The People’s Bank of China (PBOC) has decided to accelerate the current global currency war and pump in the new year with monetary easing for all.

In a surprise move, officials announced on Wednesday a lower reserve requirement ratio with the hope of sparking more lending and erasing concerns about China’s economy.


This is the second attempt in several months to try to kick-start China’s ailing economy. In November, the PBOC cut interest rates for the first time in over two years. Instead of stabilizing the economy, however, it fueled stock market speculation, pushing up shares and ignoring uninspiring corporate earnings.

China’s overall economy has struggled as of recently. Both the non-manufacturing Purchasing Managers Index (PMI) and the manufacturing PMI continue to fall, suggesting that China is approaching a recession. The PMI indicator is typically where recessions begin and end. A reading over 50 typically means the economy is expanding. Anything below is a contraction. The manufacturing PMI sits at 49.8, which suggests trouble ahead for the world’s largest manufacturer.

PBOC sees capital supply–demand issues ahead of the Lunar New Year starting February 18, due to a potential slowdown in money coming in from overseas. The answer to this apparently is to fire up the printing presses like so many other central banks around the globe have done since 2008.

Chinese banks buy foreign currency that rolls in from overseas to help control forex (FX) rates. An inflow of foreign currency means more yuan is floating around. But when foreign capital slows down, liquidity dries up and yuan naturally gets expensive.
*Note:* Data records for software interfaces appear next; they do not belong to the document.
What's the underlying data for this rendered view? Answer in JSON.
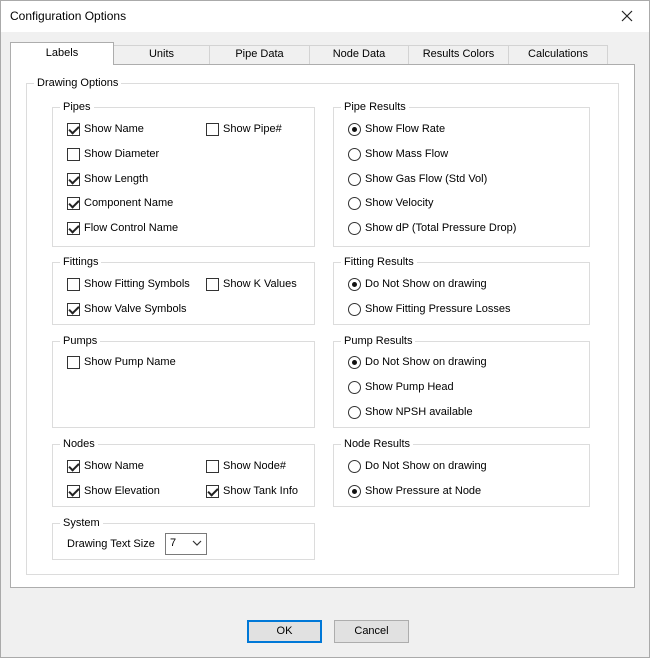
{
  "window": {
    "title": "Configuration Options"
  },
  "tabs": [
    {
      "label": "Labels",
      "active": true
    },
    {
      "label": "Units"
    },
    {
      "label": "Pipe Data"
    },
    {
      "label": "Node Data"
    },
    {
      "label": "Results Colors"
    },
    {
      "label": "Calculations"
    }
  ],
  "drawing_options": {
    "label": "Drawing Options",
    "pipes": {
      "label": "Pipes",
      "items": [
        {
          "label": "Show Name",
          "checked": true
        },
        {
          "label": "Show Pipe#",
          "checked": false
        },
        {
          "label": "Show Diameter",
          "checked": false
        },
        {
          "label": "Show Length",
          "checked": true
        },
        {
          "label": "Component Name",
          "checked": true
        },
        {
          "label": "Flow Control Name",
          "checked": true
        }
      ]
    },
    "fittings": {
      "label": "Fittings",
      "items": [
        {
          "label": "Show Fitting Symbols",
          "checked": false
        },
        {
          "label": "Show K Values",
          "checked": false
        },
        {
          "label": "Show Valve Symbols",
          "checked": true
        }
      ]
    },
    "pumps": {
      "label": "Pumps",
      "items": [
        {
          "label": "Show Pump Name",
          "checked": false
        }
      ]
    },
    "nodes": {
      "label": "Nodes",
      "items": [
        {
          "label": "Show Name",
          "checked": true
        },
        {
          "label": "Show Node#",
          "checked": false
        },
        {
          "label": "Show Elevation",
          "checked": true
        },
        {
          "label": "Show Tank Info",
          "checked": true
        }
      ]
    },
    "system": {
      "label": "System",
      "text_size_label": "Drawing Text Size",
      "text_size_value": "7"
    },
    "pipe_results": {
      "label": "Pipe Results",
      "options": [
        {
          "label": "Show Flow Rate",
          "selected": true
        },
        {
          "label": "Show Mass Flow",
          "selected": false
        },
        {
          "label": "Show Gas Flow (Std Vol)",
          "selected": false
        },
        {
          "label": "Show Velocity",
          "selected": false
        },
        {
          "label": "Show dP (Total Pressure Drop)",
          "selected": false
        }
      ]
    },
    "fitting_results": {
      "label": "Fitting Results",
      "options": [
        {
          "label": "Do Not Show on drawing",
          "selected": true
        },
        {
          "label": "Show Fitting Pressure Losses",
          "selected": false
        }
      ]
    },
    "pump_results": {
      "label": "Pump Results",
      "options": [
        {
          "label": "Do Not Show on drawing",
          "selected": true
        },
        {
          "label": "Show Pump Head",
          "selected": false
        },
        {
          "label": "Show NPSH available",
          "selected": false
        }
      ]
    },
    "node_results": {
      "label": "Node Results",
      "options": [
        {
          "label": "Do Not Show on drawing",
          "selected": false
        },
        {
          "label": "Show Pressure at Node",
          "selected": true
        }
      ]
    }
  },
  "buttons": {
    "ok": "OK",
    "cancel": "Cancel"
  },
  "icons": {
    "close": "close-icon",
    "dropdown": "chevron-down-icon"
  },
  "colors": {
    "accent": "#0078d7",
    "window_bg": "#f0f0f0",
    "panel_bg": "#ffffff"
  }
}
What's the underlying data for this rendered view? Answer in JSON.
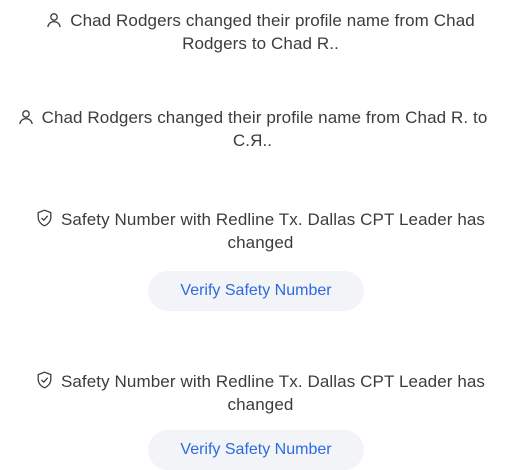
{
  "events": [
    {
      "icon": "person-icon",
      "line1": "Chad Rodgers changed their profile name from Chad",
      "line2": "Rodgers to Chad R.."
    },
    {
      "icon": "person-icon",
      "line1": "Chad Rodgers changed their profile name from Chad R. to",
      "line2": "C.Я.."
    },
    {
      "icon": "shield-check-icon",
      "line1": "Safety Number with Redline Tx. Dallas CPT Leader has",
      "line2": "changed",
      "button_label": "Verify Safety Number"
    },
    {
      "icon": "shield-check-icon",
      "line1": "Safety Number with Redline Tx. Dallas CPT Leader has",
      "line2": "changed",
      "button_label": "Verify Safety Number"
    }
  ],
  "colors": {
    "text": "#3c3c3c",
    "accent": "#2c6bdf",
    "button_bg": "#f2f4f7"
  }
}
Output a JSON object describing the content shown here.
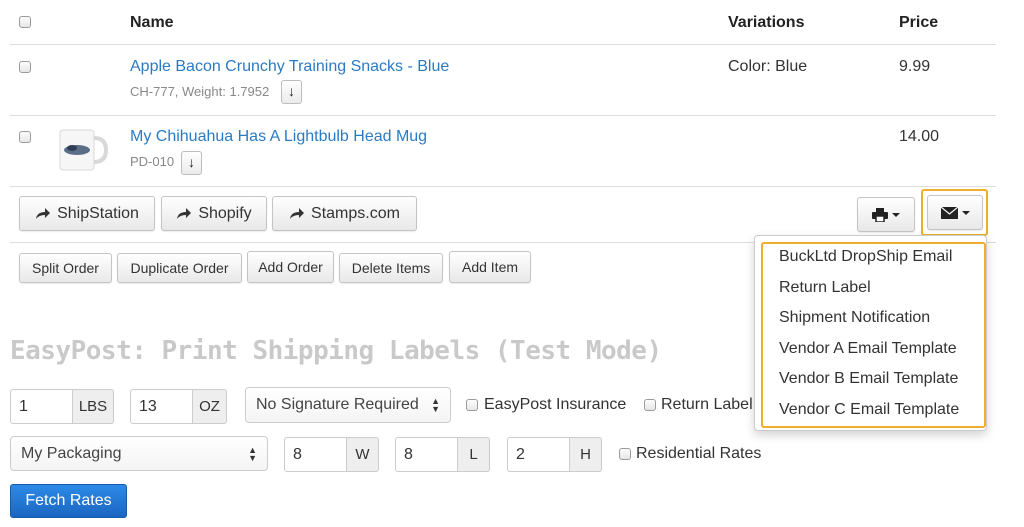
{
  "table": {
    "headers": {
      "name": "Name",
      "variations": "Variations",
      "price": "Price"
    },
    "rows": [
      {
        "name": "Apple Bacon Crunchy Training Snacks - Blue",
        "meta": "CH-777, Weight: 1.7952",
        "variation": "Color: Blue",
        "price": "9.99",
        "sort_glyph": "↓"
      },
      {
        "name": "My Chihuahua Has A Lightbulb Head Mug",
        "meta": "PD-010",
        "variation": "",
        "price": "14.00",
        "sort_glyph": "↓"
      }
    ]
  },
  "integrations": {
    "shipstation": "ShipStation",
    "shopify": "Shopify",
    "stamps": "Stamps.com"
  },
  "order_actions": {
    "split": "Split Order",
    "duplicate": "Duplicate Order",
    "add_order": "Add Order",
    "delete_items": "Delete Items",
    "add_item": "Add Item"
  },
  "email_menu": {
    "items": [
      "BuckLtd DropShip Email",
      "Return Label",
      "Shipment Notification",
      "Vendor A Email Template",
      "Vendor B Email Template",
      "Vendor C Email Template"
    ]
  },
  "easypost": {
    "title": "EasyPost: Print Shipping Labels (Test Mode)",
    "weight_lbs": {
      "value": "1",
      "unit": "LBS"
    },
    "weight_oz": {
      "value": "13",
      "unit": "OZ"
    },
    "signature": "No Signature Required",
    "insurance_label": "EasyPost Insurance",
    "return_label": "Return Label",
    "packaging": "My Packaging",
    "width": {
      "value": "8",
      "unit": "W"
    },
    "length": {
      "value": "8",
      "unit": "L"
    },
    "height": {
      "value": "2",
      "unit": "H"
    },
    "residential_label": "Residential Rates",
    "fetch_button": "Fetch Rates"
  },
  "colors": {
    "highlight": "#f0ad2e",
    "link": "#2a7bc4",
    "primary": "#1a66c2"
  }
}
By lowering reserve requirements, the PBOC expects banks to act accordingly by lending more to shore up liquidity.

The only problem is that the same things were tried in the United States, Japan, and the EU… and all it did was spark a speculation frenzy and reinflate asset bubbles.

JPMorgan Chase estimates this will likely increase liquidity by 650 billion yuan (US$105 billion). But this is assuming banks actually lend, companies actually use the money to expand, and all of it somehow trickles down to the real economy.

If I was a betting man, and I assumed that the past is a pretty good indicator for future results, with black being the stock market and red being economic expansion… I’d say put everything on black, baby, cause the stock market casino loves it some money.

H/T: Nikkei Asian Review